Data about app and page elements:
┌────────

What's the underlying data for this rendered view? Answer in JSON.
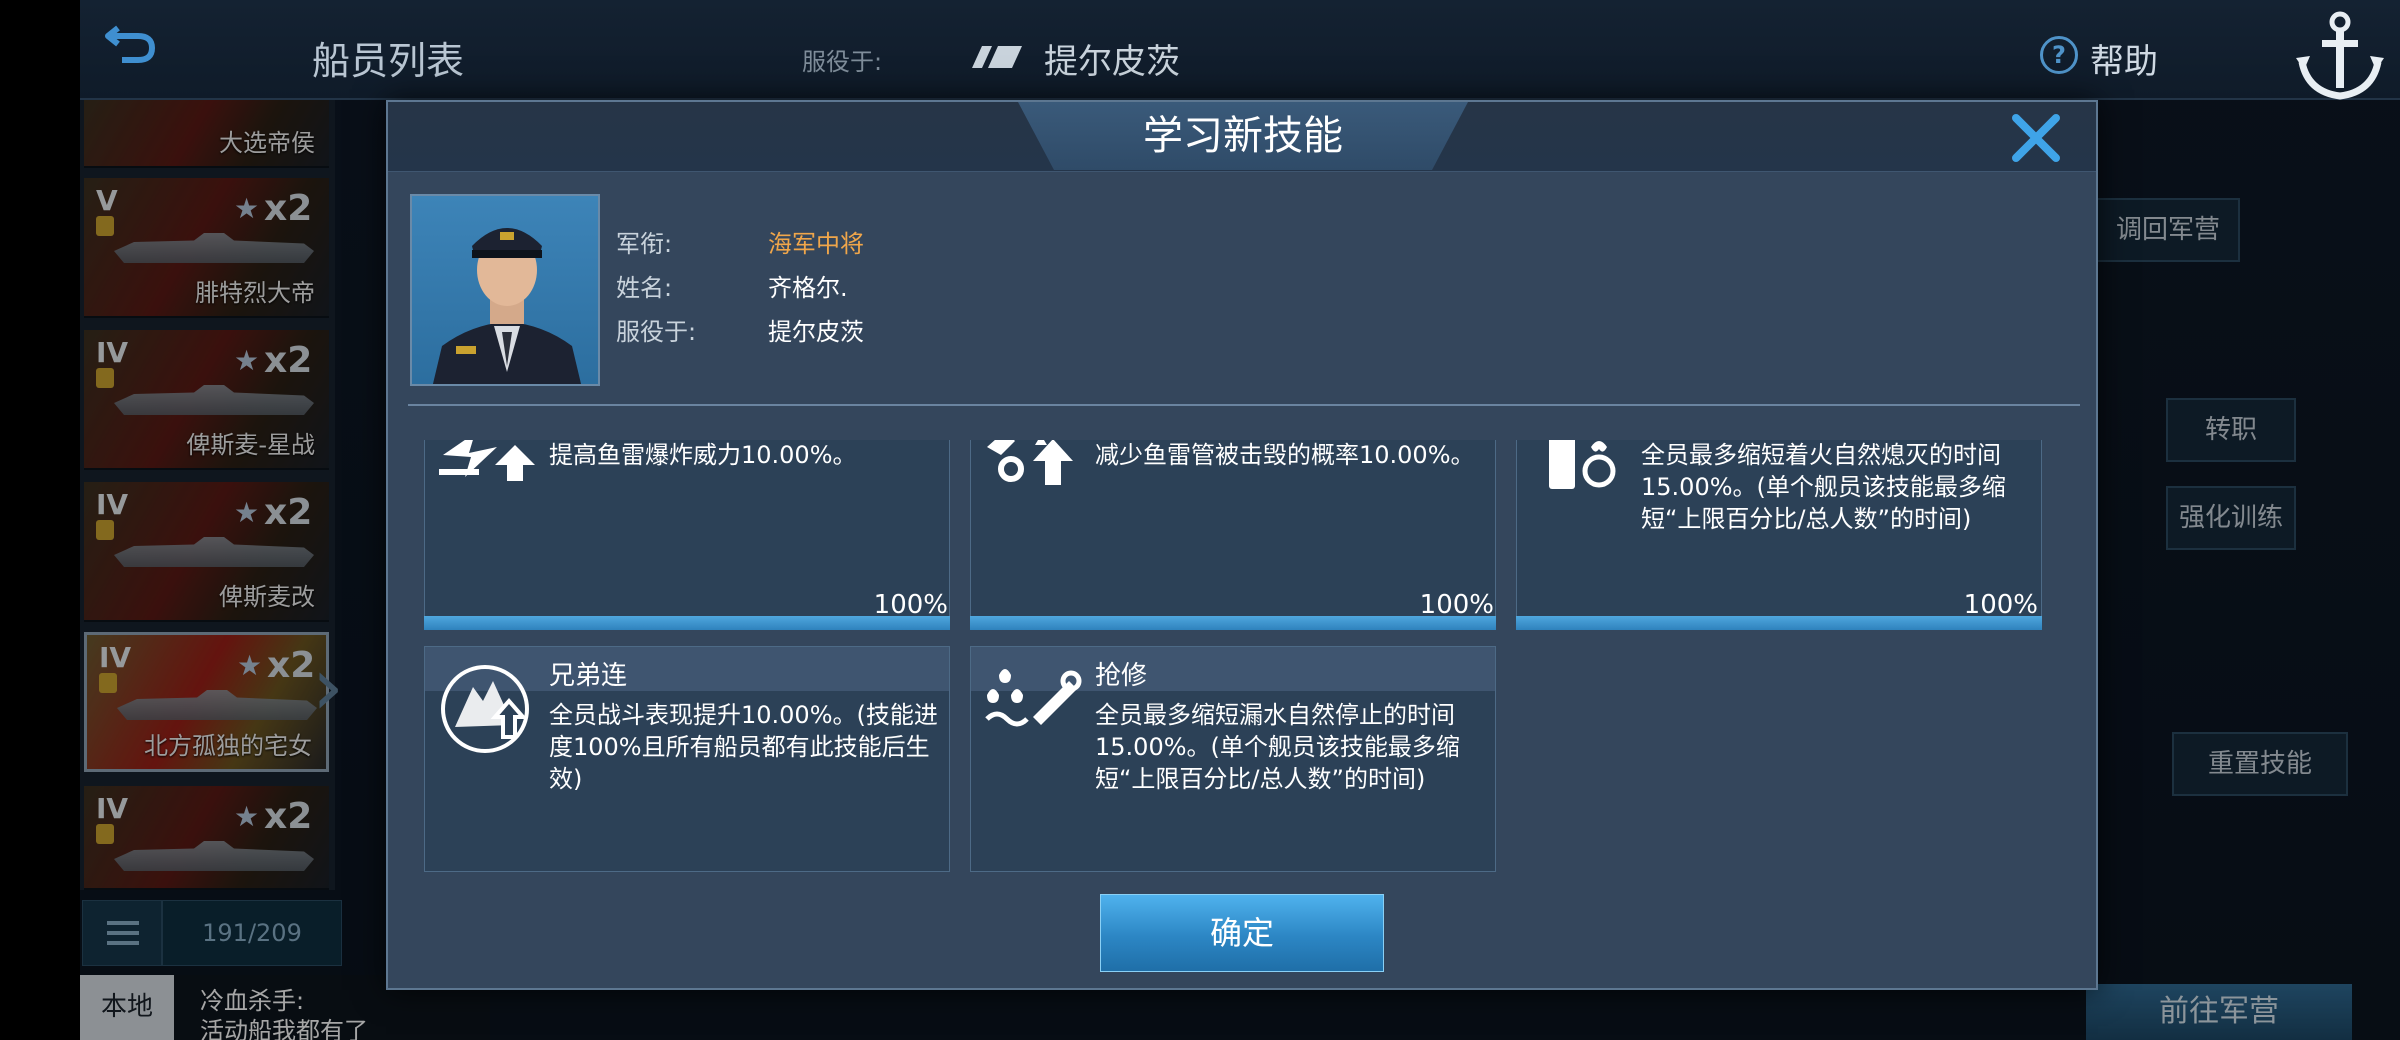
{
  "header": {
    "crew_list_title": "船员列表",
    "serve_label": "服役于:",
    "serve_ship": "提尔皮茨",
    "help_label": "帮助"
  },
  "crew_list": [
    {
      "tier": "",
      "multiplier": "",
      "name": "大选帝侯"
    },
    {
      "tier": "V",
      "multiplier": "x2",
      "name": "腓特烈大帝"
    },
    {
      "tier": "IV",
      "multiplier": "x2",
      "name": "俾斯麦-星战"
    },
    {
      "tier": "IV",
      "multiplier": "x2",
      "name": "俾斯麦改"
    },
    {
      "tier": "IV",
      "multiplier": "x2",
      "name": "北方孤独的宅女",
      "selected": true
    },
    {
      "tier": "IV",
      "multiplier": "x2",
      "name": ""
    }
  ],
  "crew_count": "191/209",
  "chat": {
    "tab": "本地",
    "sender": "冷血杀手:",
    "message": "活动船我都有了"
  },
  "right_panel": {
    "buttons": [
      "调回军营",
      "转职",
      "强化训练",
      "重置技能"
    ],
    "goto_button": "前往军营"
  },
  "modal": {
    "title": "学习新技能",
    "close_icon": "close-icon",
    "officer": {
      "rank_label": "军衔:",
      "rank_value": "海军中将",
      "name_label": "姓名:",
      "name_value": "齐格尔.",
      "serve_label": "服役于:",
      "serve_value": "提尔皮茨"
    },
    "skills": [
      {
        "name": "",
        "desc": "提高鱼雷爆炸威力10.00%。",
        "progress_pct": "100%",
        "progress": 1.0,
        "icon": "torpedo-power-icon"
      },
      {
        "name": "",
        "desc": "减少鱼雷管被击毁的概率10.00%。",
        "progress_pct": "100%",
        "progress": 1.0,
        "icon": "torpedo-tube-repair-icon"
      },
      {
        "name": "",
        "desc": "全员最多缩短着火自然熄灭的时间15.00%。(单个舰员该技能最多缩短“上限百分比/总人数”的时间)",
        "progress_pct": "100%",
        "progress": 1.0,
        "icon": "fire-extinguisher-icon"
      },
      {
        "name": "兄弟连",
        "desc": "全员战斗表现提升10.00%。(技能进度100%且所有船员都有此技能后生效)",
        "icon": "brotherhood-icon"
      },
      {
        "name": "抢修",
        "desc": "全员最多缩短漏水自然停止的时间15.00%。(单个舰员该技能最多缩短“上限百分比/总人数”的时间)",
        "icon": "flood-repair-icon"
      }
    ],
    "confirm": "确定"
  },
  "colors": {
    "rank_gold": "#f0a64a",
    "progress_blue": "#3a96d2",
    "confirm_blue": "#3a9ad8",
    "close_blue": "#3fa4e8"
  }
}
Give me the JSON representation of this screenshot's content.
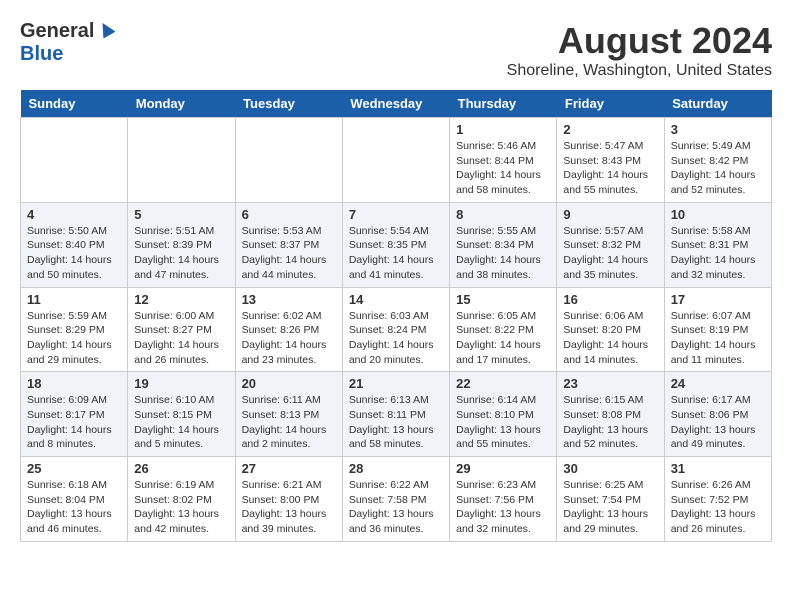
{
  "logo": {
    "general": "General",
    "blue": "Blue"
  },
  "title": "August 2024",
  "subtitle": "Shoreline, Washington, United States",
  "days_of_week": [
    "Sunday",
    "Monday",
    "Tuesday",
    "Wednesday",
    "Thursday",
    "Friday",
    "Saturday"
  ],
  "weeks": [
    [
      {
        "day": "",
        "info": ""
      },
      {
        "day": "",
        "info": ""
      },
      {
        "day": "",
        "info": ""
      },
      {
        "day": "",
        "info": ""
      },
      {
        "day": "1",
        "info": "Sunrise: 5:46 AM\nSunset: 8:44 PM\nDaylight: 14 hours\nand 58 minutes."
      },
      {
        "day": "2",
        "info": "Sunrise: 5:47 AM\nSunset: 8:43 PM\nDaylight: 14 hours\nand 55 minutes."
      },
      {
        "day": "3",
        "info": "Sunrise: 5:49 AM\nSunset: 8:42 PM\nDaylight: 14 hours\nand 52 minutes."
      }
    ],
    [
      {
        "day": "4",
        "info": "Sunrise: 5:50 AM\nSunset: 8:40 PM\nDaylight: 14 hours\nand 50 minutes."
      },
      {
        "day": "5",
        "info": "Sunrise: 5:51 AM\nSunset: 8:39 PM\nDaylight: 14 hours\nand 47 minutes."
      },
      {
        "day": "6",
        "info": "Sunrise: 5:53 AM\nSunset: 8:37 PM\nDaylight: 14 hours\nand 44 minutes."
      },
      {
        "day": "7",
        "info": "Sunrise: 5:54 AM\nSunset: 8:35 PM\nDaylight: 14 hours\nand 41 minutes."
      },
      {
        "day": "8",
        "info": "Sunrise: 5:55 AM\nSunset: 8:34 PM\nDaylight: 14 hours\nand 38 minutes."
      },
      {
        "day": "9",
        "info": "Sunrise: 5:57 AM\nSunset: 8:32 PM\nDaylight: 14 hours\nand 35 minutes."
      },
      {
        "day": "10",
        "info": "Sunrise: 5:58 AM\nSunset: 8:31 PM\nDaylight: 14 hours\nand 32 minutes."
      }
    ],
    [
      {
        "day": "11",
        "info": "Sunrise: 5:59 AM\nSunset: 8:29 PM\nDaylight: 14 hours\nand 29 minutes."
      },
      {
        "day": "12",
        "info": "Sunrise: 6:00 AM\nSunset: 8:27 PM\nDaylight: 14 hours\nand 26 minutes."
      },
      {
        "day": "13",
        "info": "Sunrise: 6:02 AM\nSunset: 8:26 PM\nDaylight: 14 hours\nand 23 minutes."
      },
      {
        "day": "14",
        "info": "Sunrise: 6:03 AM\nSunset: 8:24 PM\nDaylight: 14 hours\nand 20 minutes."
      },
      {
        "day": "15",
        "info": "Sunrise: 6:05 AM\nSunset: 8:22 PM\nDaylight: 14 hours\nand 17 minutes."
      },
      {
        "day": "16",
        "info": "Sunrise: 6:06 AM\nSunset: 8:20 PM\nDaylight: 14 hours\nand 14 minutes."
      },
      {
        "day": "17",
        "info": "Sunrise: 6:07 AM\nSunset: 8:19 PM\nDaylight: 14 hours\nand 11 minutes."
      }
    ],
    [
      {
        "day": "18",
        "info": "Sunrise: 6:09 AM\nSunset: 8:17 PM\nDaylight: 14 hours\nand 8 minutes."
      },
      {
        "day": "19",
        "info": "Sunrise: 6:10 AM\nSunset: 8:15 PM\nDaylight: 14 hours\nand 5 minutes."
      },
      {
        "day": "20",
        "info": "Sunrise: 6:11 AM\nSunset: 8:13 PM\nDaylight: 14 hours\nand 2 minutes."
      },
      {
        "day": "21",
        "info": "Sunrise: 6:13 AM\nSunset: 8:11 PM\nDaylight: 13 hours\nand 58 minutes."
      },
      {
        "day": "22",
        "info": "Sunrise: 6:14 AM\nSunset: 8:10 PM\nDaylight: 13 hours\nand 55 minutes."
      },
      {
        "day": "23",
        "info": "Sunrise: 6:15 AM\nSunset: 8:08 PM\nDaylight: 13 hours\nand 52 minutes."
      },
      {
        "day": "24",
        "info": "Sunrise: 6:17 AM\nSunset: 8:06 PM\nDaylight: 13 hours\nand 49 minutes."
      }
    ],
    [
      {
        "day": "25",
        "info": "Sunrise: 6:18 AM\nSunset: 8:04 PM\nDaylight: 13 hours\nand 46 minutes."
      },
      {
        "day": "26",
        "info": "Sunrise: 6:19 AM\nSunset: 8:02 PM\nDaylight: 13 hours\nand 42 minutes."
      },
      {
        "day": "27",
        "info": "Sunrise: 6:21 AM\nSunset: 8:00 PM\nDaylight: 13 hours\nand 39 minutes."
      },
      {
        "day": "28",
        "info": "Sunrise: 6:22 AM\nSunset: 7:58 PM\nDaylight: 13 hours\nand 36 minutes."
      },
      {
        "day": "29",
        "info": "Sunrise: 6:23 AM\nSunset: 7:56 PM\nDaylight: 13 hours\nand 32 minutes."
      },
      {
        "day": "30",
        "info": "Sunrise: 6:25 AM\nSunset: 7:54 PM\nDaylight: 13 hours\nand 29 minutes."
      },
      {
        "day": "31",
        "info": "Sunrise: 6:26 AM\nSunset: 7:52 PM\nDaylight: 13 hours\nand 26 minutes."
      }
    ]
  ]
}
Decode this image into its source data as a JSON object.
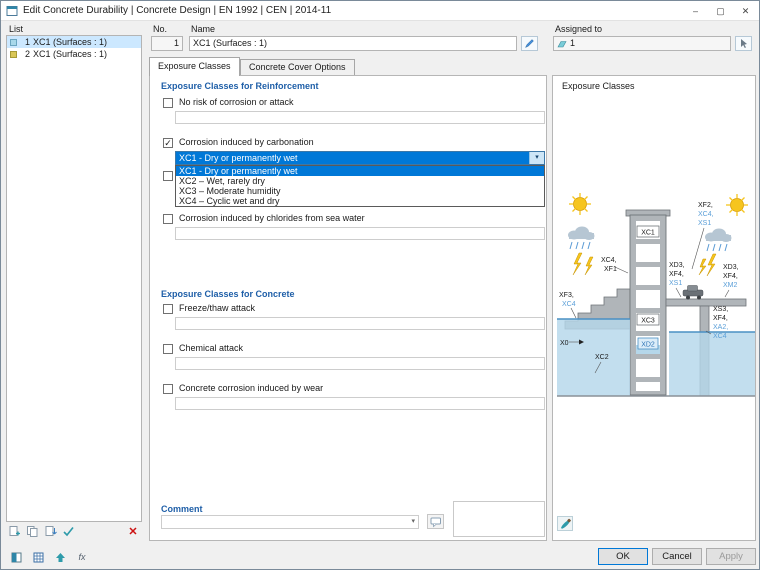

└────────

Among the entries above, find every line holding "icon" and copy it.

_Solution to this task:_
    "close_icon": "close-icon",
        "icon": "torpedo-power-icon"
        "icon": "torpedo-tube-repair-icon"
        "icon": "fire-extinguisher-icon"
        "icon": "brotherhood-icon"
        "icon": "flood-repair-icon"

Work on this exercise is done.